(New) Beyond Wheat Flour and Corn Starch: How to Cook Sago Flour

Wheat doesn't really grow in the Philippines. We've heard about it growing in very small quantities, but we've never actually seen it. It's just one of those things that you find in every part of the world, in the standard form of "all-purpose flour".

The standard flour is usually bleached with benzoyl peroxide, chlorine gas, or other bleaching agents. The latter makes flour white and shortcuts the aging process. There is a lot of debate about the safety involving byproducts of bleaching (alloxan, in particular, which has been linked to diabetes). This technology has allowed the massive scaling up of the flour milling industry, allowing for millions of tons to be processed each day. Which is quite an abnormal thing, in the greater scheme of the earth, I suppose.

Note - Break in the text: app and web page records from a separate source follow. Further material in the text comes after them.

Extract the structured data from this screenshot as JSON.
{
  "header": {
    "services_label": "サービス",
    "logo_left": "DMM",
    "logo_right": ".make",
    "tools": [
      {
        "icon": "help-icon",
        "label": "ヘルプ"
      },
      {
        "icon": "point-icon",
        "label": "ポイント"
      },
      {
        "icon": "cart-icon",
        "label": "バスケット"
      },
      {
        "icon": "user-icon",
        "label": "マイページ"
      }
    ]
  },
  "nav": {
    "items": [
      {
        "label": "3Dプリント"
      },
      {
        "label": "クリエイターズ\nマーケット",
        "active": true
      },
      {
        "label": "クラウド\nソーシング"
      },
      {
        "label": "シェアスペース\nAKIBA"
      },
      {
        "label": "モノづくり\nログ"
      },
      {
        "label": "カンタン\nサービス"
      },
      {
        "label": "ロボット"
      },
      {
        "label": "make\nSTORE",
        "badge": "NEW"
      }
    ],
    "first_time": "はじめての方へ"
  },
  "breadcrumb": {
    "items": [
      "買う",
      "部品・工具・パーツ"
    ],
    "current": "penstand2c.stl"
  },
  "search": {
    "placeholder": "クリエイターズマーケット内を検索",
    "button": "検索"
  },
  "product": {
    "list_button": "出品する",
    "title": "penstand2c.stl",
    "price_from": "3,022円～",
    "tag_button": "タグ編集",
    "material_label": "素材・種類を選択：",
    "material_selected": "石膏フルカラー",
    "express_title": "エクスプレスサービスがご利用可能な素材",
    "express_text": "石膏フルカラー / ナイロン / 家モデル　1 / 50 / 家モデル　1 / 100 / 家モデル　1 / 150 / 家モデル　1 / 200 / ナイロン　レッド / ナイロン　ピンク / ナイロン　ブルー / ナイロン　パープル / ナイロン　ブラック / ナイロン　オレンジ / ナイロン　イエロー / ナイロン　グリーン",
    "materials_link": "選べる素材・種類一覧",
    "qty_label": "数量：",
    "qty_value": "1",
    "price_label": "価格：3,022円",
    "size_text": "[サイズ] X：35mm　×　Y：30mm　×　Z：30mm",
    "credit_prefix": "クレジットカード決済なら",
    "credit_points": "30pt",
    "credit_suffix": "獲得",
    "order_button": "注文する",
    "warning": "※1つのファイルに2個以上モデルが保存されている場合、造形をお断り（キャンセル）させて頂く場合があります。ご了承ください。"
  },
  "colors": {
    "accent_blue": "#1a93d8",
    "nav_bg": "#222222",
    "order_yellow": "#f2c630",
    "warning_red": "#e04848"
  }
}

More people have been requesting for gluten-free flours and starches, too. So, though a bit difficult to come across, we've started to search for alternative flours. All the folks that have been asking, these are for you!

Sago starch (sometimes called a flour) is used in Southeast Asia and South Asia. In the Philippines, it used as a staple food predominantly by lumads (indigenous people), but historically was widespread in some parts of Mindanao-- we were even importing them from Makassar. Today, Butuan is a place that is particularly notable in its continuing use of sago. The non-kakanin kakanin palagsing inspires spontaneous emotional poetry among locals. Tumpi and inisab do the same.

Forest starches are growing increasingly uncommon in the Philippines. In our observation, the Visayas region uses its buri starch in the same way as sago starch is used in Mindanao. The starch is extracted from the wild sago palm (Metroxylon sagu) in a very labor-intensive process (which the fantastic EatingAsia has documented so well here). 

Our partner producers here are the indigenous Manobo of Agusan del Sur (where the starch is called natek), who are making the starch as a sustainable forest product exploration. It is grown without pesticides or fertilizers. We use it as sauce thickeners (in place of the horrifyingly ubiquitous corn starch) and to make our version of puto seko with coconut sugar. It is very easily digestible and can be used in porridge for convalescents or babies. It may also be substituted for the starch component of gluten-free flour mixes. Some use it to make ice cream cones. We would love to hear how you guys can find uses for it.

Here are some other recipes we've compiled and will try out through the weeks. We'll also be posting our kitchen experiments in the coming days.

South Indian Sago Papadoms
Indonesian Es Cendol, a super yummy shaved ice snack
Indonesian Pempek Palembang, sort of like fish balls
Indonesian Sagu Keju (Cheese Biscuits), just substitute butter for the margarine
Indonesian Steamed Kue Pepe (Layer Sago Cake)
Malaysian Fried Sago Pancakes
Papuan Saksak (Sweet Sago-Banana Dumplings)
Singaporean Sago Cookies, like uraro or puto seko

We'll be bringing some this weekend to the Legazpi Market, so bring your containers!